In such a close connection as exists between all nations of Europe difficult to define what relates to any given country, p. lxxii. Rule proposed for the author's guidance:—To notice nothing which does not professedly refer to Great Britain or her subjects; to notice everything that does, p. lxxiii. Its application exemplified. Very first entry relating to England, p. lxxiv.
The materials or the present work aptly divided into those which precede and those which follow the establishment of continuous diplomatic relations, p. lxxv. Some account of both proposed.
Prediplomatic notices meagre, relating chiefly to trade and to individuals. But at that time there was the trade of war, p. lxxv. Condottieri, p. lxxvi. Sir John Hawkwood; his relations with the Signory, p. lxxvii.; his comrades, p. lxxviii.; researches in other archives to get their letters, and the result, p. lxxvi. Letters relating to English Freebands found in the library at Cividale del Friuli. Ill success in looking for documents at Verona and at Padua, p. lxxix. Success at Milan, p. lxxx. Early connection of the Visconti with the Royal family of England. Letters of the legate Coppini, p lxxx.; written in sympathetic ink, p. lxxxi.
Bolingbroke (Henry IV.)'s visit to Venice in his way to the Holy Land, p. lxxxi. His rival Norfolk's visit, p. lxxxii. Norfolk's monumental ormemorial tablet, p. lxxxiii. Bolingbroke assisted in his warfare against the Turks, p. lxxxiv. Various entries relating to these events in the journals of the Senate, p. lxxxv. Registers relating to English sovereigns, p. lxxxvi. Wolsey's treaty with Ferrara, p. lxxxvi. Forty letters of English sovereigns, p. lxxxvii. The first described. Letters from Henry VII. to the Pope and the Regent of Milan, p. lxxxviii. A letter from Dereham to the leaders of the Council of Pisa in Henry IV.'s name, p. lxxxviii.

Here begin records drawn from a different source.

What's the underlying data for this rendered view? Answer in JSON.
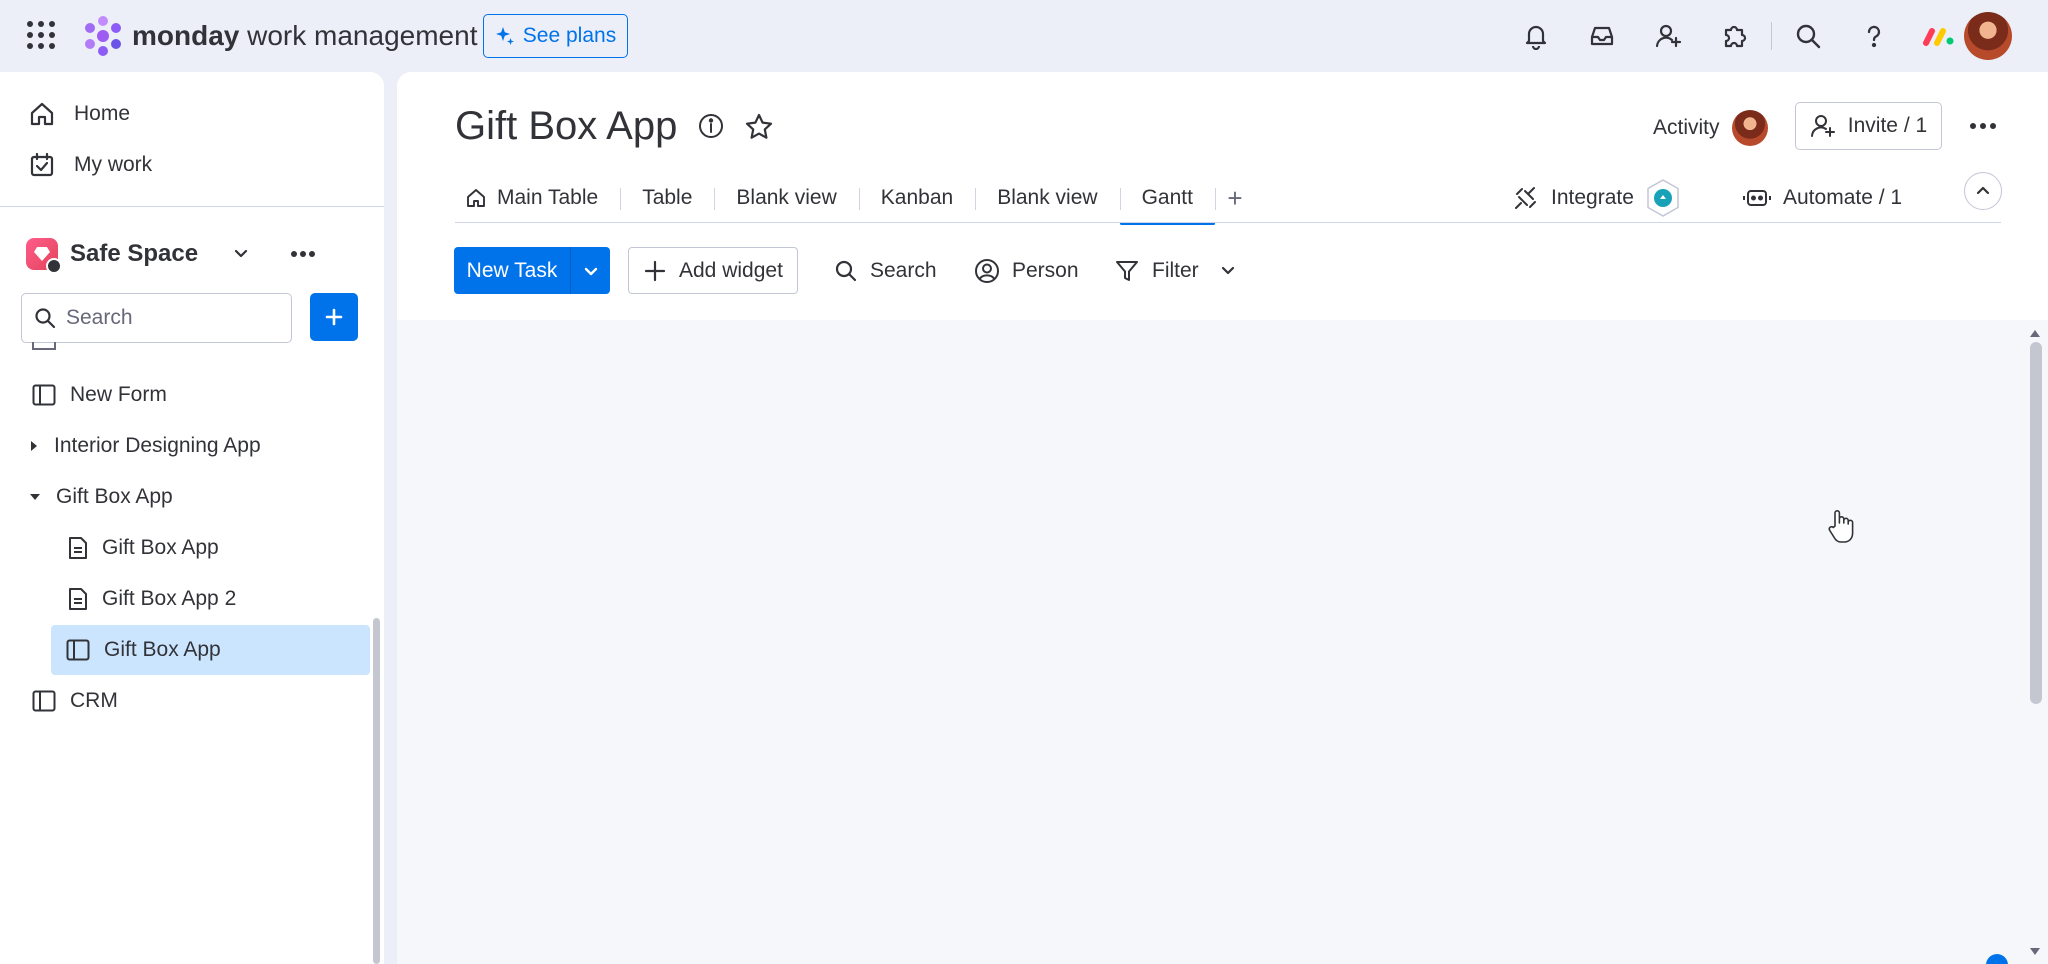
{
  "topbar": {
    "brand_bold": "monday",
    "brand_rest": " work management",
    "see_plans": "See plans"
  },
  "sidebar": {
    "home": "Home",
    "my_work": "My work",
    "workspace": "Safe Space",
    "search_placeholder": "Search",
    "tree": [
      {
        "label": "New Form"
      },
      {
        "label": "Interior Designing App"
      },
      {
        "label": "Gift Box App"
      },
      {
        "label": "Gift Box App"
      },
      {
        "label": "Gift Box App 2"
      },
      {
        "label": "Gift Box App"
      },
      {
        "label": "CRM"
      }
    ]
  },
  "board": {
    "title": "Gift Box App",
    "activity": "Activity",
    "invite": "Invite / 1",
    "tabs": [
      {
        "label": "Main Table"
      },
      {
        "label": "Table"
      },
      {
        "label": "Blank view"
      },
      {
        "label": "Kanban"
      },
      {
        "label": "Blank view"
      },
      {
        "label": "Gantt"
      }
    ],
    "tab_add": "+",
    "integrate": "Integrate",
    "automate": "Automate / 1"
  },
  "toolbar": {
    "new_task": "New Task",
    "add_widget": "Add widget",
    "search": "Search",
    "person": "Person",
    "filter": "Filter"
  },
  "colors": {
    "accent": "#0073ea",
    "selected_bg": "#cce5ff",
    "app_bg": "#eceff8"
  }
}
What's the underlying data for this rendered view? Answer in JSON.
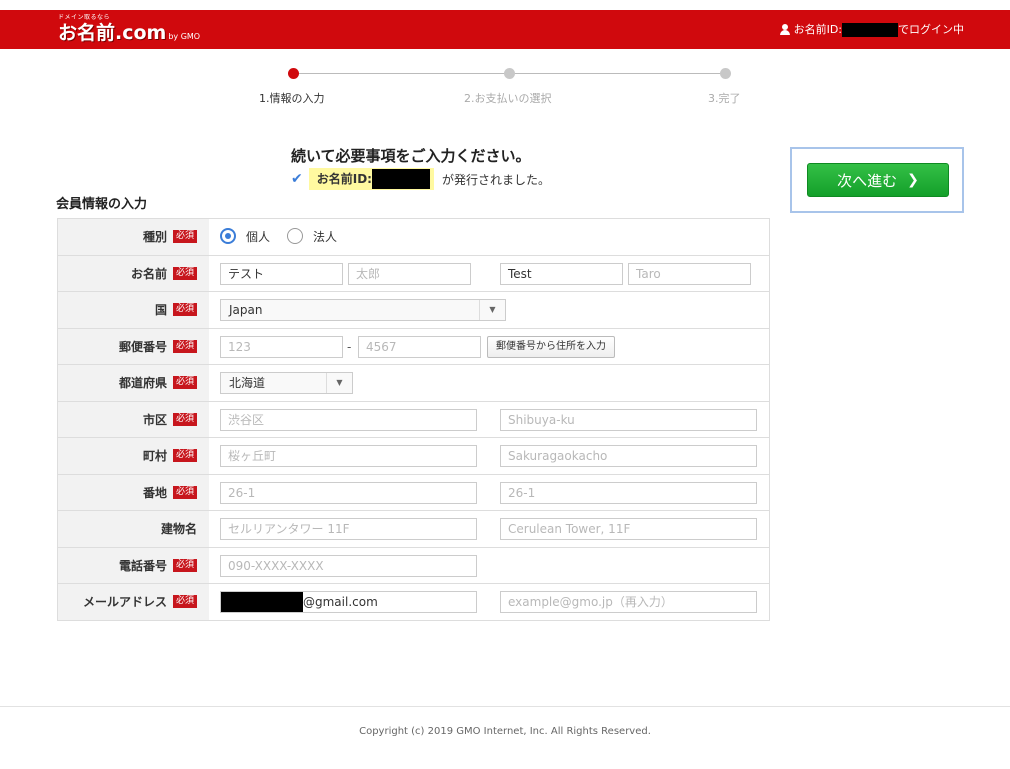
{
  "header": {
    "logo_tag": "ドメイン取るなら",
    "logo_main": "お名前.com",
    "logo_sub": "by GMO",
    "login_prefix": "お名前ID:",
    "login_suffix": "でログイン中"
  },
  "stepper": {
    "steps": [
      {
        "label": "1.情報の入力",
        "active": true
      },
      {
        "label": "2.お支払いの選択",
        "active": false
      },
      {
        "label": "3.完了",
        "active": false
      }
    ]
  },
  "lead": "続いて必要事項をご入力ください。",
  "notice": {
    "highlight_prefix": "お名前ID:",
    "rest": "が発行されました。"
  },
  "next_button": {
    "label": "次へ進む"
  },
  "section_title": "会員情報の入力",
  "required_badge": "必須",
  "form": {
    "type": {
      "label": "種別",
      "options": [
        "個人",
        "法人"
      ],
      "selected": "個人"
    },
    "name": {
      "label": "お名前",
      "last_name": "テスト",
      "first_name_placeholder": "太郎",
      "last_name_en": "Test",
      "first_name_en_placeholder": "Taro"
    },
    "country": {
      "label": "国",
      "value": "Japan"
    },
    "postal": {
      "label": "郵便番号",
      "part1_placeholder": "123",
      "part2_placeholder": "4567",
      "lookup_button": "郵便番号から住所を入力"
    },
    "prefecture": {
      "label": "都道府県",
      "value": "北海道"
    },
    "city": {
      "label": "市区",
      "placeholder_ja": "渋谷区",
      "placeholder_en": "Shibuya-ku"
    },
    "town": {
      "label": "町村",
      "placeholder_ja": "桜ヶ丘町",
      "placeholder_en": "Sakuragaokacho"
    },
    "address": {
      "label": "番地",
      "placeholder_ja": "26-1",
      "placeholder_en": "26-1"
    },
    "building": {
      "label": "建物名",
      "placeholder_ja": "セルリアンタワー 11F",
      "placeholder_en": "Cerulean Tower, 11F"
    },
    "phone": {
      "label": "電話番号",
      "placeholder": "090-XXXX-XXXX"
    },
    "email": {
      "label": "メールアドレス",
      "value_suffix": "@gmail.com",
      "confirm_placeholder": "example@gmo.jp（再入力）"
    }
  },
  "footer": {
    "copyright": "Copyright (c) 2019 GMO Internet, Inc. All Rights Reserved."
  },
  "colors": {
    "brand_red": "#d0090d",
    "next_green": "#1aa82f",
    "accent_blue": "#3b7dd8",
    "highlight_yellow": "#fff9a0"
  }
}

Passage to the diplomatic period, p. lxxxix. Abundance of materials, p. lxxxix.; impossibility of preserving always the exact chronological order without the help of a catalogue; necessity of comparing one document with another. Example. Too much must not be expected, p. xc.; the solution of the great historical puzzles, of rare occurrence, p. xc. Examples of the contents of the Venetian MSS., p. xc. First intimation of the intention to divorce Queen Catherine, p. xci. Early visit of Cromwell to the Low Countries, p. xcii.; the Admirable Crichton, p. xcii. The Venetian dispatches resemble contemporary memoirs, p. xciii.; their uses illustrated, p. xciii.–xcvi. Character of the diplomatic correspondence, p. xcvi. Specimens, p. xcvi. Quirini's letter, describing the stay of Philip and Joanna in England, p. xcvi.; its bearing on the assertion that constraint was put upon them, p. xcviii. Contarini's letter, giving the entry of Wolsey into Bruges, p. xcix; Scaramelli's letters, giving an account of his interview with Queen Elizabeth, and her death, p. c.
Period embraced by the present volume, p. c.–civ.
Smmary of the preliminary tables, p. cv. Conclusion, cvi.